PROBLEM STATEMENT: Scan the entries and copy each line where the word "Bettwohnung" is present.
RECORD SET: Begin
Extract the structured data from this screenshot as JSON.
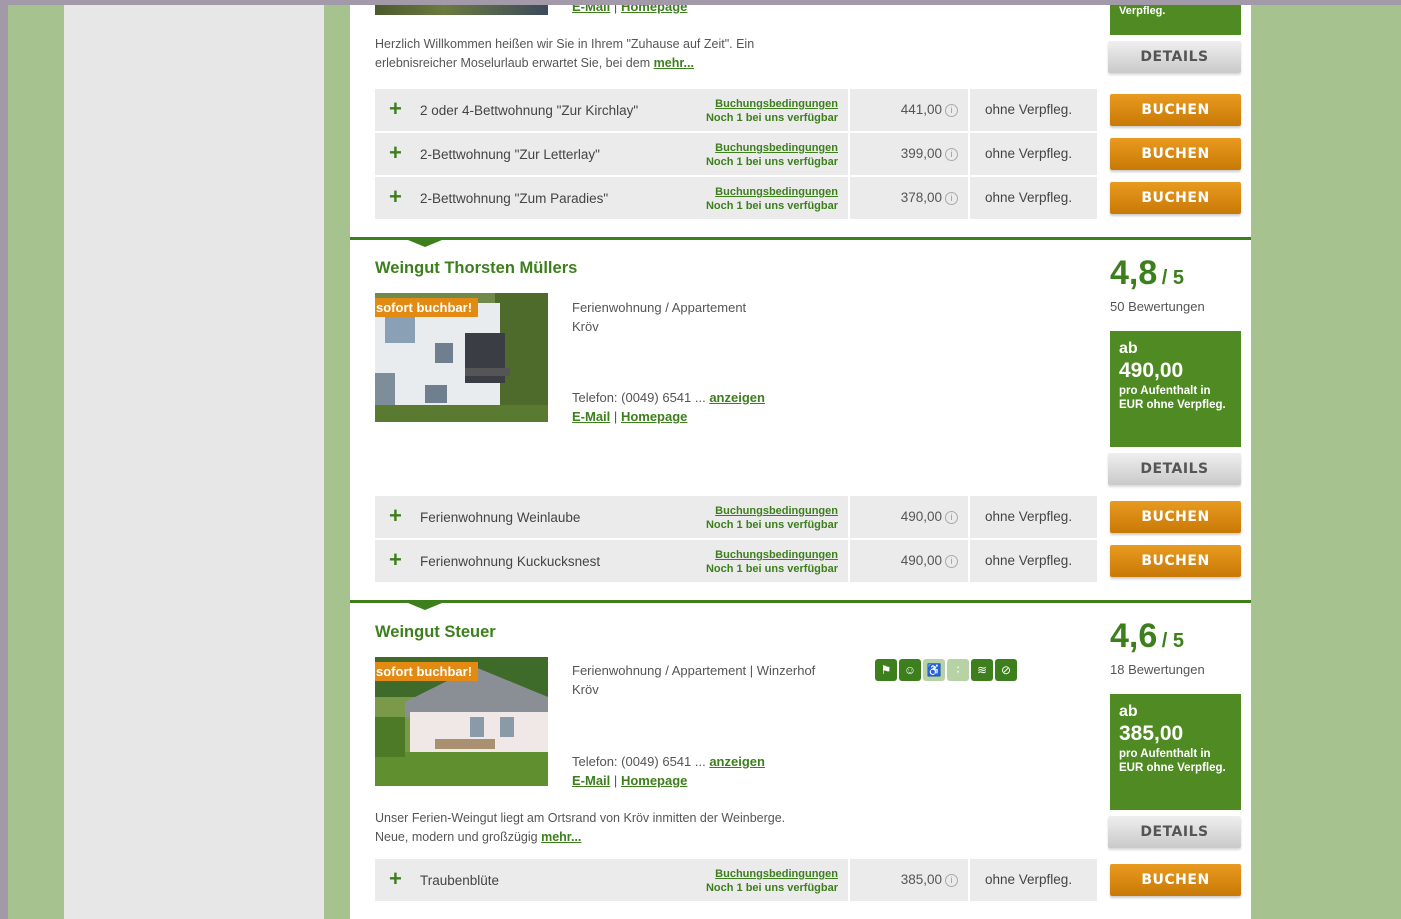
{
  "top_card": {
    "links": {
      "email": "E-Mail",
      "sep": "|",
      "homepage": "Homepage"
    },
    "price_tail": "Verpfleg.",
    "details_label": "DETAILS",
    "intro": "Herzlich Willkommen heißen wir Sie in Ihrem \"Zuhause auf Zeit\". Ein erlebnisreicher Moselurlaub erwartet Sie, bei dem",
    "more": "mehr...",
    "offers": [
      {
        "name": "2 oder 4-Bettwohnung \"Zur Kirchlay\"",
        "terms": "Buchungsbedingungen",
        "avail": "Noch 1 bei uns verfügbar",
        "price": "441,00",
        "board": "ohne Verpfleg.",
        "book": "BUCHEN"
      },
      {
        "name": "2-Bettwohnung \"Zur Letterlay\"",
        "terms": "Buchungsbedingungen",
        "avail": "Noch 1 bei uns verfügbar",
        "price": "399,00",
        "board": "ohne Verpfleg.",
        "book": "BUCHEN"
      },
      {
        "name": "2-Bettwohnung \"Zum Paradies\"",
        "terms": "Buchungsbedingungen",
        "avail": "Noch 1 bei uns verfügbar",
        "price": "378,00",
        "board": "ohne Verpfleg.",
        "book": "BUCHEN"
      }
    ]
  },
  "cards": [
    {
      "title": "Weingut Thorsten Müllers",
      "badge": "sofort buchbar!",
      "type": "Ferienwohnung / Appartement",
      "town": "Kröv",
      "phone": "Telefon: (0049) 6541 ...",
      "show": "anzeigen",
      "email": "E-Mail",
      "sep": "|",
      "homepage": "Homepage",
      "rating": "4,8",
      "rating_max": "/ 5",
      "reviews": "50 Bewertungen",
      "price_ab": "ab",
      "price": "490,00",
      "price_note": "pro Aufenthalt in EUR ohne Verpfleg.",
      "details_label": "DETAILS",
      "offers": [
        {
          "name": "Ferienwohnung Weinlaube",
          "terms": "Buchungsbedingungen",
          "avail": "Noch 1 bei uns verfügbar",
          "price": "490,00",
          "board": "ohne Verpfleg.",
          "book": "BUCHEN"
        },
        {
          "name": "Ferienwohnung Kuckucksnest",
          "terms": "Buchungsbedingungen",
          "avail": "Noch 1 bei uns verfügbar",
          "price": "490,00",
          "board": "ohne Verpfleg.",
          "book": "BUCHEN"
        }
      ]
    },
    {
      "title": "Weingut Steuer",
      "badge": "sofort buchbar!",
      "type": "Ferienwohnung / Appartement | Winzerhof",
      "town": "Kröv",
      "phone": "Telefon: (0049) 6541 ...",
      "show": "anzeigen",
      "email": "E-Mail",
      "sep": "|",
      "homepage": "Homepage",
      "rating": "4,6",
      "rating_max": "/ 5",
      "reviews": "18 Bewertungen",
      "price_ab": "ab",
      "price": "385,00",
      "price_note": "pro Aufenthalt in EUR ohne Verpfleg.",
      "details_label": "DETAILS",
      "desc": "Unser Ferien-Weingut liegt am Ortsrand von Kröv inmitten der Weinberge. Neue, modern und großzügig",
      "more": "mehr...",
      "amenity_icons": [
        "pet-icon",
        "child-icon",
        "wheelchair-icon",
        "nosmoking-icon",
        "wifi-icon",
        "nonsmoker-icon"
      ],
      "offers": [
        {
          "name": "Traubenblüte",
          "terms": "Buchungsbedingungen",
          "avail": "Noch 1 bei uns verfügbar",
          "price": "385,00",
          "board": "ohne Verpfleg.",
          "book": "BUCHEN"
        }
      ]
    }
  ],
  "colors": {
    "accent": "#3d7f1c",
    "price_box": "#4f8a22",
    "book": "#d98a12",
    "frame": "#a6c28f"
  }
}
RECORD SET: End
TASK RESPONSE:
        "name": "2 oder 4-Bettwohnung \"Zur Kirchlay\"",
        "name": "2-Bettwohnung \"Zur Letterlay\"",
        "name": "2-Bettwohnung \"Zum Paradies\"",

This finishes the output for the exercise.